‘Am I bovvered?’ EU shrugs its shoulders at Davis resignation
Analysis: As Johnson follows Brexit secretary out the door, talks process set to go on
European Commission chief Brexit negotiator Michel Barnier with then Brexit secretary David Davis at 10 Downing Street on February 5th last. Photograph: Stefan Rousseau/PA Wire
“Am I bovvered?” as the comedian Catherine Tate used to say. The EU Commission was unconcerned at the David Davis resignation to the point of almost insulting the man.
The purpose for chief spokesman Margaritis Schinas, at the commission’s daily lunchtime press briefing, held before the resignation of Boris Johnson, was to avoid giving hostages to fortune, specifically to headlines like “Commission warns of chaos” or “Commission says resignation irrelevant”. So, better say nothing.

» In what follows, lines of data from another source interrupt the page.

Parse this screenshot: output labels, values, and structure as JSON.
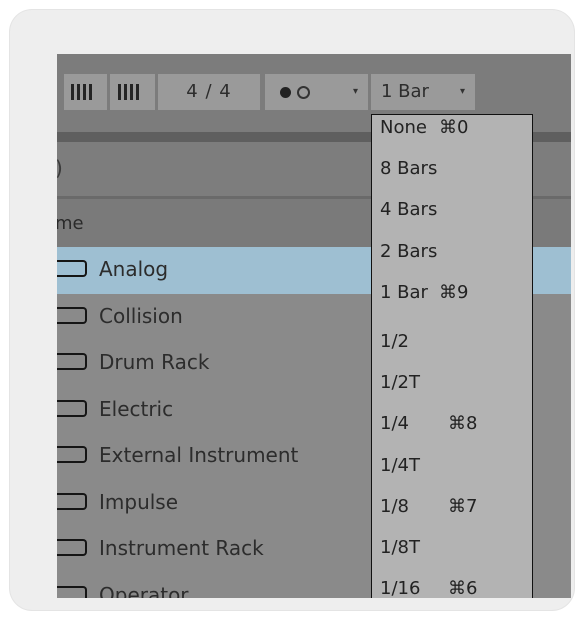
{
  "toolbar": {
    "time_signature": "4 / 4",
    "record_dropdown_arrow": "▾",
    "quantize_value": "1 Bar",
    "quantize_arrow": "▾"
  },
  "browser": {
    "top_row_text": ")",
    "column_header": "me",
    "items": [
      {
        "label": "Analog",
        "selected": true
      },
      {
        "label": "Collision",
        "selected": false
      },
      {
        "label": "Drum Rack",
        "selected": false
      },
      {
        "label": "Electric",
        "selected": false
      },
      {
        "label": "External Instrument",
        "selected": false
      },
      {
        "label": "Impulse",
        "selected": false
      },
      {
        "label": "Instrument Rack",
        "selected": false
      },
      {
        "label": "Operator",
        "selected": false
      }
    ]
  },
  "quantize_menu": {
    "items": [
      {
        "label": "None",
        "shortcut": "⌘0"
      },
      {
        "label": "8 Bars",
        "shortcut": ""
      },
      {
        "label": "4 Bars",
        "shortcut": ""
      },
      {
        "label": "2 Bars",
        "shortcut": ""
      },
      {
        "label": "1 Bar",
        "shortcut": "⌘9"
      },
      {
        "label": "1/2",
        "shortcut": ""
      },
      {
        "label": "1/2T",
        "shortcut": ""
      },
      {
        "label": "1/4",
        "shortcut": "⌘8"
      },
      {
        "label": "1/4T",
        "shortcut": ""
      },
      {
        "label": "1/8",
        "shortcut": "⌘7"
      },
      {
        "label": "1/8T",
        "shortcut": ""
      },
      {
        "label": "1/16",
        "shortcut": "⌘6"
      }
    ]
  },
  "colors": {
    "selection": "#9ebfd2",
    "menu_background": "#b3b3b3"
  }
}
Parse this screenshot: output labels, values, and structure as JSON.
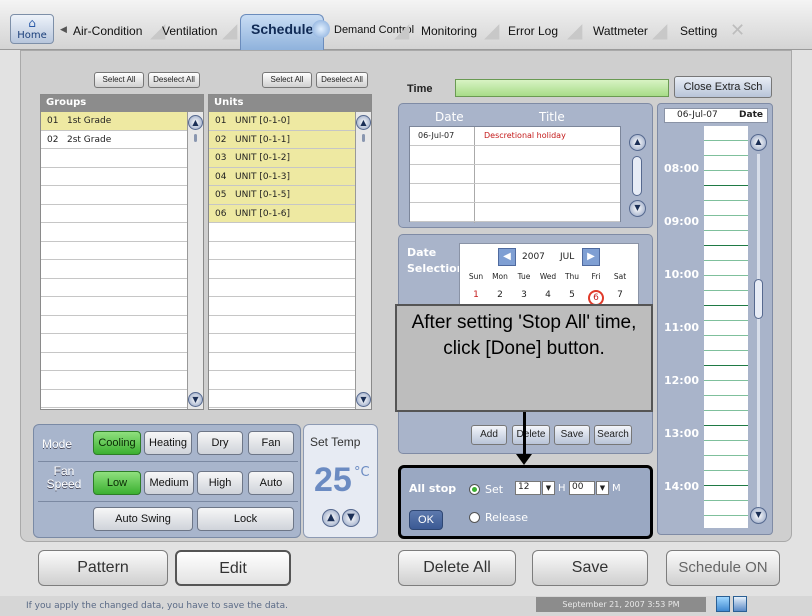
{
  "app": {
    "home_label": "Home",
    "tabs": [
      "Air-Condition",
      "Ventilation",
      "Schedule",
      "Demand Control",
      "Monitoring",
      "Error Log",
      "Wattmeter",
      "Setting"
    ],
    "active_tab": "Schedule"
  },
  "groups": {
    "select_all": "Select All",
    "deselect_all": "Deselect All",
    "header": "Groups",
    "rows": [
      {
        "num": "01",
        "name": "1st Grade",
        "selected": true
      },
      {
        "num": "02",
        "name": "2st Grade",
        "selected": false
      }
    ]
  },
  "units": {
    "select_all": "Select All",
    "deselect_all": "Deselect All",
    "header": "Units",
    "rows": [
      {
        "num": "01",
        "name": "UNIT [0-1-0]"
      },
      {
        "num": "02",
        "name": "UNIT [0-1-1]"
      },
      {
        "num": "03",
        "name": "UNIT [0-1-2]"
      },
      {
        "num": "04",
        "name": "UNIT [0-1-3]"
      },
      {
        "num": "05",
        "name": "UNIT [0-1-5]"
      },
      {
        "num": "06",
        "name": "UNIT [0-1-6]"
      }
    ]
  },
  "mode": {
    "mode_label": "Mode",
    "modes": [
      "Cooling",
      "Heating",
      "Dry",
      "Fan"
    ],
    "active_mode": "Cooling",
    "fan_label": "Fan Speed",
    "speeds": [
      "Low",
      "Medium",
      "High",
      "Auto"
    ],
    "active_speed": "Low",
    "auto_swing": "Auto Swing",
    "lock": "Lock"
  },
  "set_temp": {
    "label": "Set Temp",
    "value": "25",
    "unit": "°C"
  },
  "schedule": {
    "time_label": "Time",
    "close_extra": "Close Extra Sch",
    "date_header": "Date",
    "title_header": "Title",
    "events": [
      {
        "date": "06-Jul-07",
        "title": "Descretional holiday"
      }
    ],
    "date_selection": "Date Selection",
    "year": "2007",
    "month": "JUL",
    "weekdays": [
      "Sun",
      "Mon",
      "Tue",
      "Wed",
      "Thu",
      "Fri",
      "Sat"
    ],
    "visible_days": [
      "1",
      "2",
      "3",
      "4",
      "5",
      "6",
      "7"
    ],
    "selected_day": "6",
    "add": "Add",
    "delete": "Delete",
    "save": "Save",
    "search": "Search",
    "timeline_date": "06-Jul-07",
    "timeline_date_label": "Date",
    "hours": [
      "08:00",
      "09:00",
      "10:00",
      "11:00",
      "12:00",
      "13:00",
      "14:00"
    ]
  },
  "callout": {
    "text": "After setting 'Stop All' time, click [Done] button."
  },
  "all_stop": {
    "label": "All stop",
    "ok": "OK",
    "set": "Set",
    "release": "Release",
    "hour": "12",
    "hour_unit": "H",
    "minute": "00",
    "minute_unit": "M"
  },
  "bottom": {
    "pattern": "Pattern",
    "edit": "Edit",
    "delete_all": "Delete All",
    "save": "Save",
    "schedule_on": "Schedule ON"
  },
  "status": {
    "message": "If you apply the changed data,  you have to save the data.",
    "datetime": "September 21, 2007 3:53 PM"
  },
  "colors": {
    "accent_blue": "#a9b4ca",
    "selection_yellow": "#eee9a2",
    "active_green": "#3bb030",
    "timeline_green": "#2ea35c"
  }
}
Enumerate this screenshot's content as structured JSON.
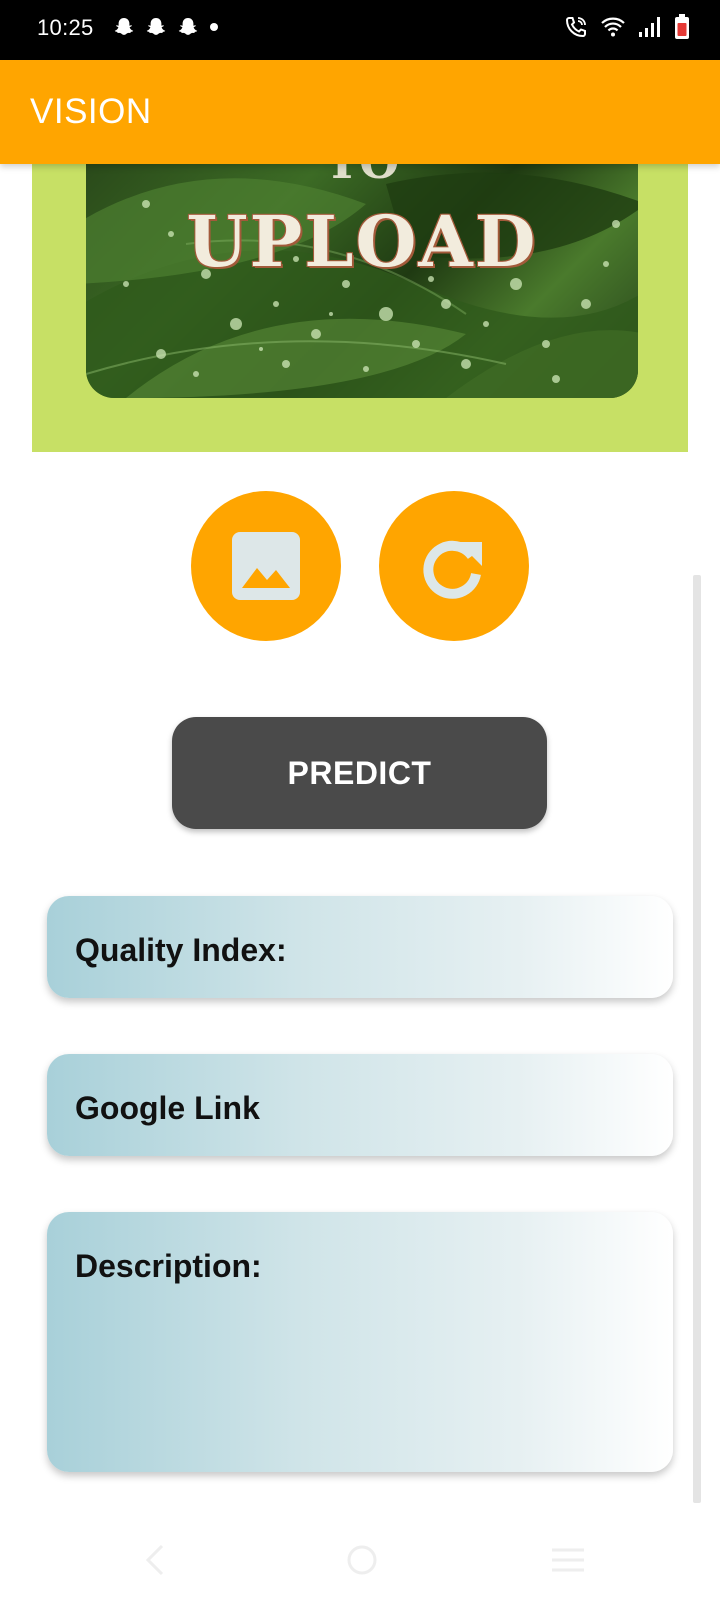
{
  "status_bar": {
    "time": "10:25",
    "notification_icons": [
      "snapchat-icon",
      "snapchat-icon",
      "snapchat-icon",
      "dot-icon"
    ],
    "system_icons": [
      "call-icon",
      "wifi-icon",
      "signal-icon",
      "battery-icon"
    ]
  },
  "app_bar": {
    "title": "VISION",
    "color": "#FFA500"
  },
  "upload_image": {
    "text": "UPLOAD",
    "background": "#C7E065"
  },
  "actions": {
    "gallery_icon": "image-icon",
    "refresh_icon": "refresh-icon"
  },
  "predict_button": {
    "label": "PREDICT"
  },
  "results": {
    "quality_label": "Quality Index:",
    "link_label": "Google Link",
    "description_label": "Description:"
  },
  "nav_bar": {
    "icons": [
      "back-icon",
      "home-icon",
      "recents-icon"
    ]
  }
}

Was there nothing he would like to say in tribute to Davis’s sterling role as chief Brexit negotiator, The Irish Times asked him. Nothing.
Asked if Davis’s resignation was a problem: “Not for us”.
Was there no panic in the commission ranks, no concern that the Brexit talks might be affected? Panic? Qui, nous? “In this house it is very clear that our position has always been very cool. We avoided positioning the commission in terms of psychological elements – concern, enthusiasm, disappointment and so on. We are here to do a job.”
Indeed, a job that notionally includes providing journalists with a commission perspective on events such as Davis’s resignation.
Others, officials and diplomats alike, were a little bit more forthcoming when asked to “react”, though all off the record.
Most were quick to point out that Davis actually spent very little time in Brussels negotiating. A total of four hours this year, according to official records. He would hardly be missed. A much-vaunted warm relationship with his EU counterpart Michel Barnier – their shared hillwalking passion was often mentioned – was largely for show.
It wasn’t only that Davis’s role in the talks was never central, a role assumed week in week out by Olly Robbins, the civil servant who is Theresa May’s chief EU adviser and strategist, but the latter had effectively usurped his position in the chain of command. “There have been clear tensions for some time,” one diplomatic source observed.
Robbins has drafted most of the policy documents and May’s key speeches and many of these have reportedly not even been seen by the now former Brexit secretary until they were about to be delivered. Some reports suggest he had been out of the loop on the White Paper discussed at cabinet, due to be published this week.
Balance of forces
Had Robbins resigned, Brussels would have been deeply concerned. And offiicials here were wondering if Davis’s replacement, Dominic Raab, has sought any assurances on a diminished role for Robbins, or his own access to the prime minister and role in Brexit policymaking. Reports from London, on the contrary, suggest his department will be scaled back.
Now, of course, Boris Johnson has resigned too.
There is speculation in Brussels about whether the resignations mark a significant shift in the balance of forces in the British cabinet. Raab’s appointment maintains the numerical balance between hard and soft Brexit adherents, but there is also a political dynamic at play in the sidelining of two of the Brexit big beasts.
The resignations were being seen as a reflection of weakness of the hardline Brexit camp, of their political defeat at Chequers, and their likely muzzling by May if they remained in cabinet. It does not appear to be the confident opening of a new line of attack to overthrow May. The numbers are simply not there.
That may change, if there is a further rush out the door, but the calls from Brexiteers on May to go now ring rather hollow.
Crucially, diplomats and officials say that they do not believe there will be any slowdown in the talks process. Schinas insisted on the availability of the commission 24/7 and through the summer for talks.
Nor is there any expectation that the resignation will deflect the UK from the line set out by Theresa May in Chequers last Friday. Although most EU and diplomatic sources suggest she has not gone far enough in her new proposals – specifically in her attempts to distinguish between goods and services aspects of the single market or on free movement, or specifics on the backtsop – there is a general willingness to get down to talking as soon as the UK delivers its White Paper. That is still expected on Thursday.